    At first glance the Vortex scales impressed me. Upon closer inspection however the Garrett Vortex only shows you dots. Dots that represent a single or multiple targets.  

    This gets confusing because Garrett shows how a single bottlecap can show dots both in the non-ferrous scale and the two ferrous scales simultaneously. This is supposed to let you as the user know that the target is more likely to be ferrous. 

    However, the Vortex can also show you a non-ferrous target like a nickel or dime, and nearby ferrous targets at the same time. 
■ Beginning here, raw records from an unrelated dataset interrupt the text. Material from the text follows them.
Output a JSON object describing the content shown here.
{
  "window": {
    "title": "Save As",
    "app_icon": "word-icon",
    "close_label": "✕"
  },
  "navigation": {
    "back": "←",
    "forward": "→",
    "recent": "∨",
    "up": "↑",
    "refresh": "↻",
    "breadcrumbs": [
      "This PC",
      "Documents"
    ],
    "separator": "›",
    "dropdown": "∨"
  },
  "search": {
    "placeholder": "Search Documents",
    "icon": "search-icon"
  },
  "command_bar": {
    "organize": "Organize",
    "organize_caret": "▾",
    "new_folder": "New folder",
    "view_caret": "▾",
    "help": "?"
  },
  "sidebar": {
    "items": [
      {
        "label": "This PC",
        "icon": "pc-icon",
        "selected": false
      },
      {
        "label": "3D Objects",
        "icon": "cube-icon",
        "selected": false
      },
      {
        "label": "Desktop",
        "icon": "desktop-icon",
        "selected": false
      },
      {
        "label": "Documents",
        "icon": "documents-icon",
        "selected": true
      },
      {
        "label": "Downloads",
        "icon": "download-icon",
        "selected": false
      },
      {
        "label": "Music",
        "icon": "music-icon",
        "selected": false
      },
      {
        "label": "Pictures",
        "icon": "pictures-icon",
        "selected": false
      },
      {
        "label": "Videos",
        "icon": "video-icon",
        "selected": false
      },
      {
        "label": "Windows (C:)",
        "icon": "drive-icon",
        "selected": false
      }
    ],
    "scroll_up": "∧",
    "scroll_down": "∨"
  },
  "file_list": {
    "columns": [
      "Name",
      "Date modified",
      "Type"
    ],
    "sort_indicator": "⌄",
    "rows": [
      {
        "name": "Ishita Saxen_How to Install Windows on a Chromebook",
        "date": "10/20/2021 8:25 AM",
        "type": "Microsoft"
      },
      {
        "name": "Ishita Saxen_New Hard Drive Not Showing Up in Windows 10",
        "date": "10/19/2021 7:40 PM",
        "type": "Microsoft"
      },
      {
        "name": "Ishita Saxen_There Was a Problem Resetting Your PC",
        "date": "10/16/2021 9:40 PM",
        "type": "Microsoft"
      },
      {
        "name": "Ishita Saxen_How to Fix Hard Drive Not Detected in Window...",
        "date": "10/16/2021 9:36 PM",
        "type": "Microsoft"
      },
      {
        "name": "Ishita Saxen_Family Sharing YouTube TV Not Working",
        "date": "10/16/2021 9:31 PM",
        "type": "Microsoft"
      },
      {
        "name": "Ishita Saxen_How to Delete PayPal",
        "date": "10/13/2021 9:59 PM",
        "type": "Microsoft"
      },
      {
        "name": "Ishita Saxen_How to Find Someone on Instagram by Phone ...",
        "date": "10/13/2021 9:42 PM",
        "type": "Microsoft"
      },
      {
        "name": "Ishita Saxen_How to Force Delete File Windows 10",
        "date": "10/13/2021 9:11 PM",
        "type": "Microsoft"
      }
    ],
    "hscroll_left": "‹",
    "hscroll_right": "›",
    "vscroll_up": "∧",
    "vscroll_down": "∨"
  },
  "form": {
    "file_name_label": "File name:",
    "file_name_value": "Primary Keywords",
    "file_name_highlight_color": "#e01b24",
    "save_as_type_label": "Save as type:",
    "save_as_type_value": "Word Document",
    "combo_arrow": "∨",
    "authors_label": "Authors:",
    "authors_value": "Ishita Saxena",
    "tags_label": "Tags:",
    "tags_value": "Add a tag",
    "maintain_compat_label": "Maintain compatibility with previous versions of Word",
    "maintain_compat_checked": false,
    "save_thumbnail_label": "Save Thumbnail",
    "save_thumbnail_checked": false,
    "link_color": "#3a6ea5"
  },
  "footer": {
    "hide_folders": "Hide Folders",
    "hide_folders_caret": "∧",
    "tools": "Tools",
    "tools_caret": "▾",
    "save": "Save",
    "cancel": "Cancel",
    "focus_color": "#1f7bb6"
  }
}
    How is a user to know the difference? Without the more complex information the Manticore graph gives you (leaking, dripping, splattering) the Vortex scales are too vague to be certain whether you're looking at a ferrous target, or a good target with multiple ferrous targets around it. 

    I’m also confused about why the non-ferrous scale begins at TID 40 and goes to 99. The upper and lower ferrous scales being 0-39. In the VX5 the TID scale simply goes from 0-99.

    I’ll have to read into this more to understand what’s going on here because at first glance it would seem the VX9 compresses its TID scale by 40-points!

    Conclusion

    Overall we know the Garrett Vortex won’t even come close to competing with the Manticore and XP Deus 2, because Garrett didn’t intend to market it like that. 

    We have to wait to see if Garrett releases a more powerful and interesting machine, or if they are just trying to ride a buyer wave and keep their heads above water. 

     

     

    Next article Minelab X-Terra Elite Vs Xterra Pro Vs Nokta Score Series